The bodies of Shavon Randle, 13, and Michael Titus, 19, were found inside the home on the 2200 block of East Kiest Boulevard July 2; Randle was the subject of an Amber Alert issued June 28 after she was reported missing -- Titus was initially named a person of interest in the case. Arrest affidavits obtained by NBC 5 over the summer showed Randle's abduction started as retaliation for stolen drugs and that the teen was taken for ransom. In all, six people have been arrested in the case, though none have been charged with murder.

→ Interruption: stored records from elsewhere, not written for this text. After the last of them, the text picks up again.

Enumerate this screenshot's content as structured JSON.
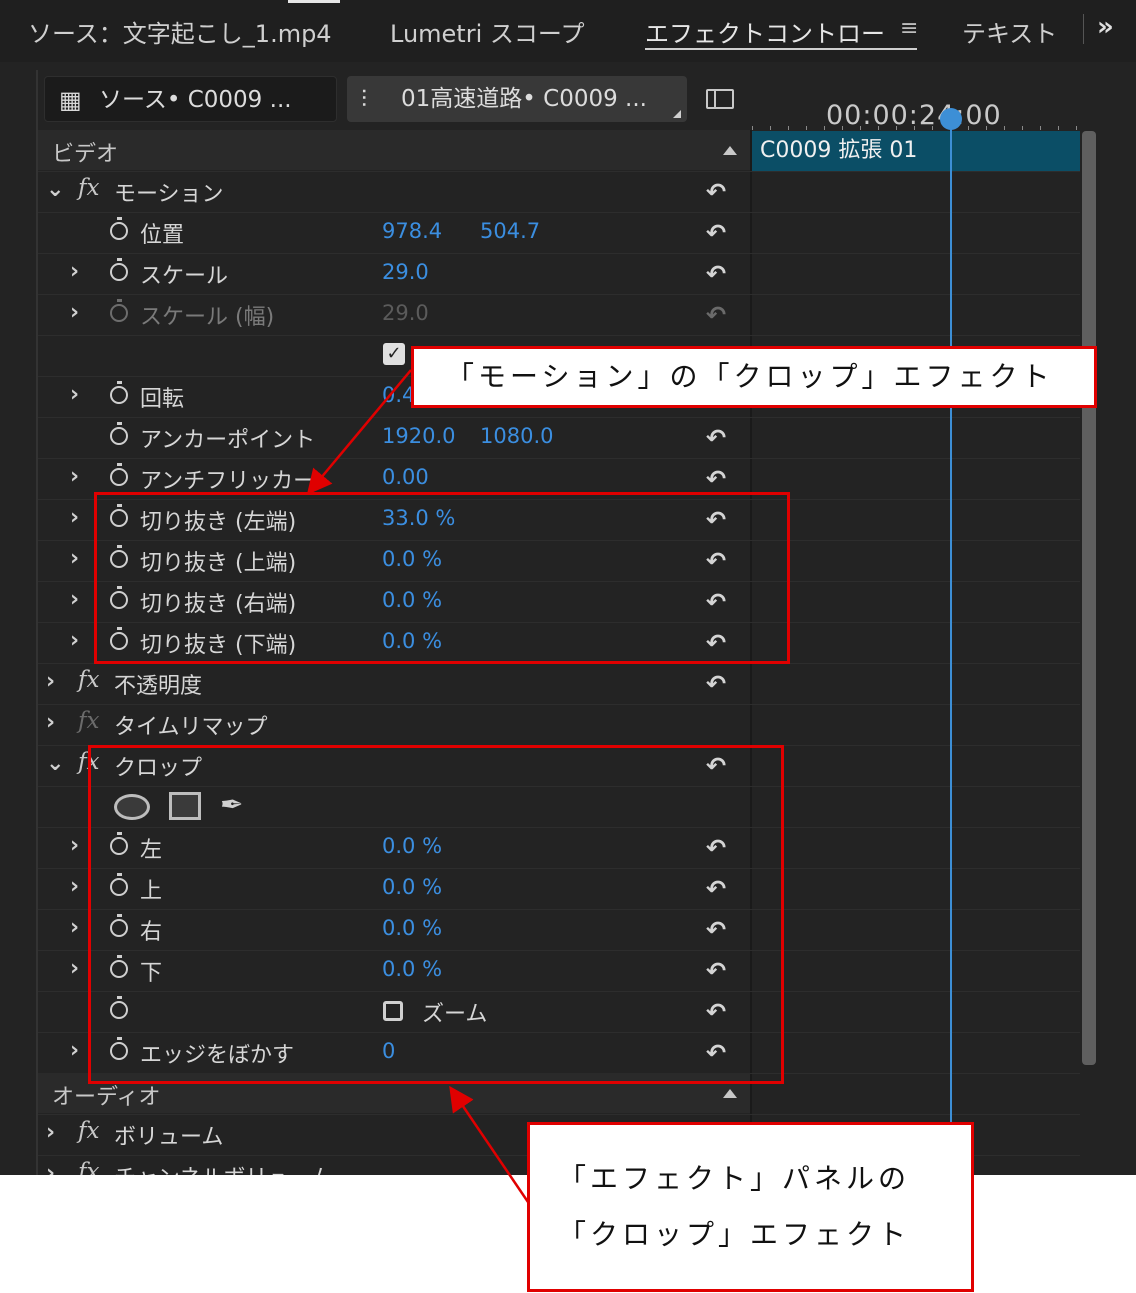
{
  "tabs": [
    {
      "label": "ソース：文字起こし_1.mp4",
      "active": false
    },
    {
      "label": "Lumetri スコープ",
      "active": false
    },
    {
      "label": "エフェクトコントロー",
      "active": true
    },
    {
      "label": "テキスト",
      "active": false
    }
  ],
  "more_icon": "»",
  "menu_icon": "≡",
  "header": {
    "source_clip": "ソース• C0009 ...",
    "sequence_clip": "01高速道路• C0009 ..."
  },
  "timeline": {
    "timecode": "00:00:24:00",
    "clip_name": "C0009 拡張 01"
  },
  "sections": {
    "video": "ビデオ",
    "audio": "オーディオ"
  },
  "effects": {
    "motion": {
      "name": "モーション",
      "position": {
        "label": "位置",
        "x": "978.4",
        "y": "504.7"
      },
      "scale": {
        "label": "スケール",
        "value": "29.0"
      },
      "scale_width": {
        "label": "スケール (幅)",
        "value": "29.0"
      },
      "uniform_scale_checked": true,
      "rotation": {
        "label": "回転",
        "value": "0.4"
      },
      "anchor": {
        "label": "アンカーポイント",
        "x": "1920.0",
        "y": "1080.0"
      },
      "antiflicker": {
        "label": "アンチフリッカー",
        "value": "0.00"
      },
      "crop_left": {
        "label": "切り抜き (左端)",
        "value": "33.0 %"
      },
      "crop_top": {
        "label": "切り抜き (上端)",
        "value": "0.0 %"
      },
      "crop_right": {
        "label": "切り抜き (右端)",
        "value": "0.0 %"
      },
      "crop_bottom": {
        "label": "切り抜き (下端)",
        "value": "0.0 %"
      }
    },
    "opacity": {
      "name": "不透明度"
    },
    "time_remap": {
      "name": "タイムリマップ"
    },
    "crop": {
      "name": "クロップ",
      "left": {
        "label": "左",
        "value": "0.0 %"
      },
      "top": {
        "label": "上",
        "value": "0.0 %"
      },
      "right": {
        "label": "右",
        "value": "0.0 %"
      },
      "bottom": {
        "label": "下",
        "value": "0.0 %"
      },
      "zoom": {
        "label": "ズーム",
        "checked": false
      },
      "feather": {
        "label": "エッジをぼかす",
        "value": "0"
      }
    },
    "volume": {
      "name": "ボリューム"
    },
    "channel_volume": {
      "name": "チャンネルボリューム"
    }
  },
  "annotations": {
    "callout_motion_crop": "「モーション」の「クロップ」エフェクト",
    "callout_effects_crop_line1": "「エフェクト」パネルの",
    "callout_effects_crop_line2": "「クロップ」エフェクト"
  },
  "colors": {
    "panel_bg": "#232323",
    "value_blue": "#3b8ee0",
    "clip_teal": "#0b4e66",
    "playhead": "#3d8fd6",
    "annotation_red": "#e00000"
  }
}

Randle's family had begged for months to see the house torn to the ground after she was discovered there following her kidnapping from her aunt's Lancaster home. Plans to do so were put on hold while investigators continued to scour the home for evidence, hopeful a clue would lead to an arrest.
Randle's family renewed a call to have the house torn down last month.
“We’re happy to see it down. I mean, we’re going to be constantly reminded of it, but at least we don’t have to see it passing by,” said Shavon's mom, Shaquana Persley.
A large crowd gathered for the demolition sporting T-shirts with Randle's picture and posters asking for justice in the case.
Randle's great-aunt, Cynthia King, was among them, sledgehammer in hand. She waiting patiently while the bulldozer knocked the small frame house to the ground in a few swift punches.
“I’m going to take a swing at it real hard, so I can release whatever I still have inside, that anger. Because I don’t want to be angry, you know. I really want to find joy in this because I believe in some powerful people," said King. "I know it’s going to be alright because God’s already worked it out.”
Dallas Mayor Pro Tem Dwaine Caraway was on hand and told the neighborhood a tree will be planted on the Kiest Boulevard lot in Shavon's memory once the last of the home's remains are cleared away. He also shared plans to acquire another abandoned home next door.
Caraway suggested it would also be torn down so the space could be converted to a pocket park for the neighborhood.
The July murders of Randle and 19-year-old Michael Titus renewed calls for the removal of blighted properties, which many say are a haven for crime. In 2016, the City of Dallas demolished 275 abandoned problem properties.